To do:
Repeat the entries exactly as they appear.

Source data:
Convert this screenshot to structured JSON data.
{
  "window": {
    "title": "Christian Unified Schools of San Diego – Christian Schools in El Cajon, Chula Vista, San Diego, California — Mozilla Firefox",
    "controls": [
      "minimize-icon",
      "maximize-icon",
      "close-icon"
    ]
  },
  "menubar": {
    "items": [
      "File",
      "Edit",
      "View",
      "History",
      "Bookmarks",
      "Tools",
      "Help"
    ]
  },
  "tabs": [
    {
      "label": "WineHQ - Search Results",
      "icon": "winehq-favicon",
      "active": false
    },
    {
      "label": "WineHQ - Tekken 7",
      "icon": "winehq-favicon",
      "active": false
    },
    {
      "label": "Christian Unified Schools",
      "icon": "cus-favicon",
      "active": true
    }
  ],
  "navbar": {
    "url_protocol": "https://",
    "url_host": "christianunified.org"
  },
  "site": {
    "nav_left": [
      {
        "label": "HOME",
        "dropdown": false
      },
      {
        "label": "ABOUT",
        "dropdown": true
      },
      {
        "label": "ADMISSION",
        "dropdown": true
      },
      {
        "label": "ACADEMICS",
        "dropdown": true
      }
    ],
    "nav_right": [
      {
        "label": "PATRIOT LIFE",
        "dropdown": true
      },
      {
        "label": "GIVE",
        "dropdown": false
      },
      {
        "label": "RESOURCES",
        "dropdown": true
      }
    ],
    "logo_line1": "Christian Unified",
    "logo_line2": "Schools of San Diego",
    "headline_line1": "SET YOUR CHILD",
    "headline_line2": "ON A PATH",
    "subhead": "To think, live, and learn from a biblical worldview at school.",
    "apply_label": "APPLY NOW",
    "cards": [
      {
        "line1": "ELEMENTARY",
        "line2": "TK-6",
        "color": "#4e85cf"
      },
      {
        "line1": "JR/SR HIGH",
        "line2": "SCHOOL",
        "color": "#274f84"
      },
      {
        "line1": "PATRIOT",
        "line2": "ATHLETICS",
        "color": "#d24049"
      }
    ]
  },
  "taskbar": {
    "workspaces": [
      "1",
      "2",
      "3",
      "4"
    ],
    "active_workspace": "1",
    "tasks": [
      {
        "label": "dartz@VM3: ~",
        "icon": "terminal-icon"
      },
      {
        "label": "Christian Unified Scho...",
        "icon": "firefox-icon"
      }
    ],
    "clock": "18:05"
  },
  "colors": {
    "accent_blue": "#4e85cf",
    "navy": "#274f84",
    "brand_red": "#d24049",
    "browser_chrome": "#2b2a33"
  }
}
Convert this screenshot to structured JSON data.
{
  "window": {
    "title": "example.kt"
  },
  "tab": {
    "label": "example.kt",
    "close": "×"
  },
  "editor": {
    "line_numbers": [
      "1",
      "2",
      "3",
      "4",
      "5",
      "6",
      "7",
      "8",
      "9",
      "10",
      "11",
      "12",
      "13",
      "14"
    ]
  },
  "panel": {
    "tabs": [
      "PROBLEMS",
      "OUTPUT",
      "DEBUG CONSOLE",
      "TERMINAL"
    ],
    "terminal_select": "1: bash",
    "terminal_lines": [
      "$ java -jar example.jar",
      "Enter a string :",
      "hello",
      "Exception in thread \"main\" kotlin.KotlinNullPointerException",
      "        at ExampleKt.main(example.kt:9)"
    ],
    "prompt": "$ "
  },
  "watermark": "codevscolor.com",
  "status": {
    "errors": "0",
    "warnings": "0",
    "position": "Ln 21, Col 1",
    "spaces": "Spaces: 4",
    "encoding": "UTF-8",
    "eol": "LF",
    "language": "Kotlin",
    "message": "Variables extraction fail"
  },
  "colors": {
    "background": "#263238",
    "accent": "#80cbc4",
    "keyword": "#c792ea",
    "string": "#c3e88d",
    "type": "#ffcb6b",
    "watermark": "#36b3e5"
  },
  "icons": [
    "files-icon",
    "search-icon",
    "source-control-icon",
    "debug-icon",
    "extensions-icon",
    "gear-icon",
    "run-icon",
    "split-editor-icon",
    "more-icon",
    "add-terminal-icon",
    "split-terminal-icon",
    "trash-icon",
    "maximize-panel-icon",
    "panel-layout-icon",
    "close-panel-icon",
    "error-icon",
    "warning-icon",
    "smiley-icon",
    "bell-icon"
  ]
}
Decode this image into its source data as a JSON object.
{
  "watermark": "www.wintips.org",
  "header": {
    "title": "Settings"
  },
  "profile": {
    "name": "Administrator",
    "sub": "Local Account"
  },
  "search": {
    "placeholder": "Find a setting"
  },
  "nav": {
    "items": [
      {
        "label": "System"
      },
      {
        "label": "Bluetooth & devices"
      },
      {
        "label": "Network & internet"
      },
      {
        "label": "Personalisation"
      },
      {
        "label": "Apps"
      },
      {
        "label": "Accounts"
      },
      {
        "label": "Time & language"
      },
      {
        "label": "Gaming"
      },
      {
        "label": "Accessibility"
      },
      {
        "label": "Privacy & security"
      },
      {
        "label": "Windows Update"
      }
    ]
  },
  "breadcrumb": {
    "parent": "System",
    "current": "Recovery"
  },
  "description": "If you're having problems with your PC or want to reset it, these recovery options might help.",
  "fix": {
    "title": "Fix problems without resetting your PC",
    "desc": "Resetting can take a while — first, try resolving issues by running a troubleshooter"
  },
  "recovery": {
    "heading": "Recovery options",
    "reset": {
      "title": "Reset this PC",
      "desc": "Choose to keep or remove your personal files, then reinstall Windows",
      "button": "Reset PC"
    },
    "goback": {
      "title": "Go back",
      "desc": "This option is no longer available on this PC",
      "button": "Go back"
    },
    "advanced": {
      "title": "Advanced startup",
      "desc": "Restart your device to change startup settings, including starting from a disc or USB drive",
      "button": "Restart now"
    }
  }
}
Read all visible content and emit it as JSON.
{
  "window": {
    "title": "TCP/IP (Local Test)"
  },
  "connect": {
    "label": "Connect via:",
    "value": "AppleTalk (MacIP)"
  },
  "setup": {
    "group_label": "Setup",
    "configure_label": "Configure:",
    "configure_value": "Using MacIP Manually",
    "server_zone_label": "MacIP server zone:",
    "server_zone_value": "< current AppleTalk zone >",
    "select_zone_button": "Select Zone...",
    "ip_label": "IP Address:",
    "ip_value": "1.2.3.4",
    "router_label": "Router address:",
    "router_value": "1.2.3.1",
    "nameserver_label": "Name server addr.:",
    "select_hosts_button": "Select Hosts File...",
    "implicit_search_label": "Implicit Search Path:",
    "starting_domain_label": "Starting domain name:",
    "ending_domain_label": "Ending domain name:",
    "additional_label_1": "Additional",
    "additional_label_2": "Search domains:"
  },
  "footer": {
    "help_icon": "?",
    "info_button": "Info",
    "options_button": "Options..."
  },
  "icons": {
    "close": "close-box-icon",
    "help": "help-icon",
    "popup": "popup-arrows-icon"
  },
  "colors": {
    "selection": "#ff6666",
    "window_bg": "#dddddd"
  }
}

Answer to this task:
Convert this screenshot to structured JSON data.
{
  "window": {
    "title": "Christian Unified Schools of San Diego – Christian Schools in El Cajon, Chula Vista, San Diego, California — Mozilla Firefox",
    "controls": [
      "minimize-icon",
      "maximize-icon",
      "close-icon"
    ]
  },
  "menubar": {
    "items": [
      "File",
      "Edit",
      "View",
      "History",
      "Bookmarks",
      "Tools",
      "Help"
    ]
  },
  "tabs": [
    {
      "label": "WineHQ - Search Results",
      "icon": "winehq-favicon",
      "active": false
    },
    {
      "label": "WineHQ - Tekken 7",
      "icon": "winehq-favicon",
      "active": false
    },
    {
      "label": "Christian Unified Schools",
      "icon": "cus-favicon",
      "active": true
    }
  ],
  "navbar": {
    "url_protocol": "https://",
    "url_host": "christianunified.org"
  },
  "site": {
    "nav_left": [
      {
        "label": "HOME",
        "dropdown": false
      },
      {
        "label": "ABOUT",
        "dropdown": true
      },
      {
        "label": "ADMISSION",
        "dropdown": true
      },
      {
        "label": "ACADEMICS",
        "dropdown": true
      }
    ],
    "nav_right": [
      {
        "label": "PATRIOT LIFE",
        "dropdown": true
      },
      {
        "label": "GIVE",
        "dropdown": false
      },
      {
        "label": "RESOURCES",
        "dropdown": true
      }
    ],
    "logo_line1": "Christian Unified",
    "logo_line2": "Schools of San Diego",
    "headline_line1": "SET YOUR CHILD",
    "headline_line2": "ON A PATH",
    "subhead": "To think, live, and learn from a biblical worldview at school.",
    "apply_label": "APPLY NOW",
    "cards": [
      {
        "line1": "ELEMENTARY",
        "line2": "TK-6",
        "color": "#4e85cf"
      },
      {
        "line1": "JR/SR HIGH",
        "line2": "SCHOOL",
        "color": "#274f84"
      },
      {
        "line1": "PATRIOT",
        "line2": "ATHLETICS",
        "color": "#d24049"
      }
    ]
  },
  "taskbar": {
    "workspaces": [
      "1",
      "2",
      "3",
      "4"
    ],
    "active_workspace": "1",
    "tasks": [
      {
        "label": "dartz@VM3: ~",
        "icon": "terminal-icon"
      },
      {
        "label": "Christian Unified Scho...",
        "icon": "firefox-icon"
      }
    ],
    "clock": "18:05"
  },
  "colors": {
    "accent_blue": "#4e85cf",
    "navy": "#274f84",
    "brand_red": "#d24049",
    "browser_chrome": "#2b2a33"
  }
}
Convert this screenshot to structured JSON data.
{
  "window": {
    "title": "example.kt"
  },
  "tab": {
    "label": "example.kt",
    "close": "×"
  },
  "editor": {
    "line_numbers": [
      "1",
      "2",
      "3",
      "4",
      "5",
      "6",
      "7",
      "8",
      "9",
      "10",
      "11",
      "12",
      "13",
      "14"
    ]
  },
  "panel": {
    "tabs": [
      "PROBLEMS",
      "OUTPUT",
      "DEBUG CONSOLE",
      "TERMINAL"
    ],
    "terminal_select": "1: bash",
    "terminal_lines": [
      "$ java -jar example.jar",
      "Enter a string :",
      "hello",
      "Exception in thread \"main\" kotlin.KotlinNullPointerException",
      "        at ExampleKt.main(example.kt:9)"
    ],
    "prompt": "$ "
  },
  "watermark": "codevscolor.com",
  "status": {
    "errors": "0",
    "warnings": "0",
    "position": "Ln 21, Col 1",
    "spaces": "Spaces: 4",
    "encoding": "UTF-8",
    "eol": "LF",
    "language": "Kotlin",
    "message": "Variables extraction fail"
  },
  "colors": {
    "background": "#263238",
    "accent": "#80cbc4",
    "keyword": "#c792ea",
    "string": "#c3e88d",
    "type": "#ffcb6b",
    "watermark": "#36b3e5"
  },
  "icons": [
    "files-icon",
    "search-icon",
    "source-control-icon",
    "debug-icon",
    "extensions-icon",
    "gear-icon",
    "run-icon",
    "split-editor-icon",
    "more-icon",
    "add-terminal-icon",
    "split-terminal-icon",
    "trash-icon",
    "maximize-panel-icon",
    "panel-layout-icon",
    "close-panel-icon",
    "error-icon",
    "warning-icon",
    "smiley-icon",
    "bell-icon"
  ]
}
Decode this image into its source data as a JSON object.
{
  "watermark": "www.wintips.org",
  "header": {
    "title": "Settings"
  },
  "profile": {
    "name": "Administrator",
    "sub": "Local Account"
  },
  "search": {
    "placeholder": "Find a setting"
  },
  "nav": {
    "items": [
      {
        "label": "System"
      },
      {
        "label": "Bluetooth & devices"
      },
      {
        "label": "Network & internet"
      },
      {
        "label": "Personalisation"
      },
      {
        "label": "Apps"
      },
      {
        "label": "Accounts"
      },
      {
        "label": "Time & language"
      },
      {
        "label": "Gaming"
      },
      {
        "label": "Accessibility"
      },
      {
        "label": "Privacy & security"
      },
      {
        "label": "Windows Update"
      }
    ]
  },
  "breadcrumb": {
    "parent": "System",
    "current": "Recovery"
  },
  "description": "If you're having problems with your PC or want to reset it, these recovery options might help.",
  "fix": {
    "title": "Fix problems without resetting your PC",
    "desc": "Resetting can take a while — first, try resolving issues by running a troubleshooter"
  },
  "recovery": {
    "heading": "Recovery options",
    "reset": {
      "title": "Reset this PC",
      "desc": "Choose to keep or remove your personal files, then reinstall Windows",
      "button": "Reset PC"
    },
    "goback": {
      "title": "Go back",
      "desc": "This option is no longer available on this PC",
      "button": "Go back"
    },
    "advanced": {
      "title": "Advanced startup",
      "desc": "Restart your device to change startup settings, including starting from a disc or USB drive",
      "button": "Restart now"
    }
  }
}
Read all visible content and emit it as JSON.
{
  "window": {
    "title": "TCP/IP (Local Test)"
  },
  "connect": {
    "label": "Connect via:",
    "value": "AppleTalk (MacIP)"
  },
  "setup": {
    "group_label": "Setup",
    "configure_label": "Configure:",
    "configure_value": "Using MacIP Manually",
    "server_zone_label": "MacIP server zone:",
    "server_zone_value": "< current AppleTalk zone >",
    "select_zone_button": "Select Zone...",
    "ip_label": "IP Address:",
    "ip_value": "1.2.3.4",
    "router_label": "Router address:",
    "router_value": "1.2.3.1",
    "nameserver_label": "Name server addr.:",
    "select_hosts_button": "Select Hosts File...",
    "implicit_search_label": "Implicit Search Path:",
    "starting_domain_label": "Starting domain name:",
    "ending_domain_label": "Ending domain name:",
    "additional_label_1": "Additional",
    "additional_label_2": "Search domains:"
  },
  "footer": {
    "help_icon": "?",
    "info_button": "Info",
    "options_button": "Options..."
  },
  "icons": {
    "close": "close-box-icon",
    "help": "help-icon",
    "popup": "popup-arrows-icon"
  },
  "colors": {
    "selection": "#ff6666",
    "window_bg": "#dddddd"
  }
}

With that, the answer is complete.